* **Exercise directions**
A single number is required: how many lines in the records below contain "JSON".

*** Given data ***

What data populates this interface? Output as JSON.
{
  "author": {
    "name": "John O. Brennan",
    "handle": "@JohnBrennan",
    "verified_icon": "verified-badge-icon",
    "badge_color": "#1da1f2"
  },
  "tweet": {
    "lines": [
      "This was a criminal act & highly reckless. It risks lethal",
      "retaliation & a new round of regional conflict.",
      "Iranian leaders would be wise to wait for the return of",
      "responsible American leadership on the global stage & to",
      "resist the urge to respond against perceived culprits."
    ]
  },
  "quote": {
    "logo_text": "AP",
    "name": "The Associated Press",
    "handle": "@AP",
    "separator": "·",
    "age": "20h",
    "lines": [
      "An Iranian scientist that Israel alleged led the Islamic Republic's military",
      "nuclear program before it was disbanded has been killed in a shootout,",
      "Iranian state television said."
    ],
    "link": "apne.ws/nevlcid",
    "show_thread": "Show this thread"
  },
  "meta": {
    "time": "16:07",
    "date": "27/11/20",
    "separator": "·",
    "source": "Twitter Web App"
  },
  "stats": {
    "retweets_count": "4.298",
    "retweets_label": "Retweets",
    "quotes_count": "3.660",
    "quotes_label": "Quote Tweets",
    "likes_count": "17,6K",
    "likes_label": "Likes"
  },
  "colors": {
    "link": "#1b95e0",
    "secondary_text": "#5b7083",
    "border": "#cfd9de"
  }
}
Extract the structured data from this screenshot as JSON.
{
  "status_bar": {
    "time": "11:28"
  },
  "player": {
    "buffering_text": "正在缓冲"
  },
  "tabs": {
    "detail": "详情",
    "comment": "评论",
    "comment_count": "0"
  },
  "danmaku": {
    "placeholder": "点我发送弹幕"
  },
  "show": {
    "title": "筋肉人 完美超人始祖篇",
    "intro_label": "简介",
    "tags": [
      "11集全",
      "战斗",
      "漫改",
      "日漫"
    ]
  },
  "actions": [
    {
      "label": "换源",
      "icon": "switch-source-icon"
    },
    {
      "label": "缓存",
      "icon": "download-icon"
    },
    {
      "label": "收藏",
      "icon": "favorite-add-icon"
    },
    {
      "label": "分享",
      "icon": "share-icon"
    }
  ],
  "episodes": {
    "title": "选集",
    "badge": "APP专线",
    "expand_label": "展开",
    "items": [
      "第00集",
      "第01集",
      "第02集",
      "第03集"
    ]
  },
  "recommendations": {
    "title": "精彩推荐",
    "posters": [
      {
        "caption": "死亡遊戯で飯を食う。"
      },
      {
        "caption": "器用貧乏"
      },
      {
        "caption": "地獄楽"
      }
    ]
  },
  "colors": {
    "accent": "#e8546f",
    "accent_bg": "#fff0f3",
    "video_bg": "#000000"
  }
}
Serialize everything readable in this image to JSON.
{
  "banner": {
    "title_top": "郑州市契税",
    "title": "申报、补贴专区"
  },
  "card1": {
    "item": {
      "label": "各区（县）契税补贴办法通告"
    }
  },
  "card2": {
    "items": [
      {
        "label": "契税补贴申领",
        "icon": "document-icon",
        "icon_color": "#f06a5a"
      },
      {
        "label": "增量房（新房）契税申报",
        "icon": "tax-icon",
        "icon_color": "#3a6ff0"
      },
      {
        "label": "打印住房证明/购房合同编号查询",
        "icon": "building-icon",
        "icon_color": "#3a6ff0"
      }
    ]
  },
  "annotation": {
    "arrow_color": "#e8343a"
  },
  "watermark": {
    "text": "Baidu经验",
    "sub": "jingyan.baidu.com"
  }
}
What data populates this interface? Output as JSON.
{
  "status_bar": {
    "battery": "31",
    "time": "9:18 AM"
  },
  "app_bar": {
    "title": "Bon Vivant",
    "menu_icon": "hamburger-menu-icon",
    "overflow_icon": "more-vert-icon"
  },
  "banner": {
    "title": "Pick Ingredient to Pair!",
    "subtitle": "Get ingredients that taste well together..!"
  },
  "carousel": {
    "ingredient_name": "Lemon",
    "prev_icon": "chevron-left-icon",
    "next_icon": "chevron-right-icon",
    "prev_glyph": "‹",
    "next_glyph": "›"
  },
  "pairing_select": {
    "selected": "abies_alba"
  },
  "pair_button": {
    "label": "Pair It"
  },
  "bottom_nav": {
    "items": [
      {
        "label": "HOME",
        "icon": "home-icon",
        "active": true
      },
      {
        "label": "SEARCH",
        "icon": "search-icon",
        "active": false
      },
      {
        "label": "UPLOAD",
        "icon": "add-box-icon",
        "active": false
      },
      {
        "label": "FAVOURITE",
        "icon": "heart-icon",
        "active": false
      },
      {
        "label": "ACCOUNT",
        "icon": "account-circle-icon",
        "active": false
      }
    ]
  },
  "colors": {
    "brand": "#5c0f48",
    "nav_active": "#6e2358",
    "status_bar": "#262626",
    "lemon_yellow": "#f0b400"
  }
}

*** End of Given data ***

* **Answer section**
4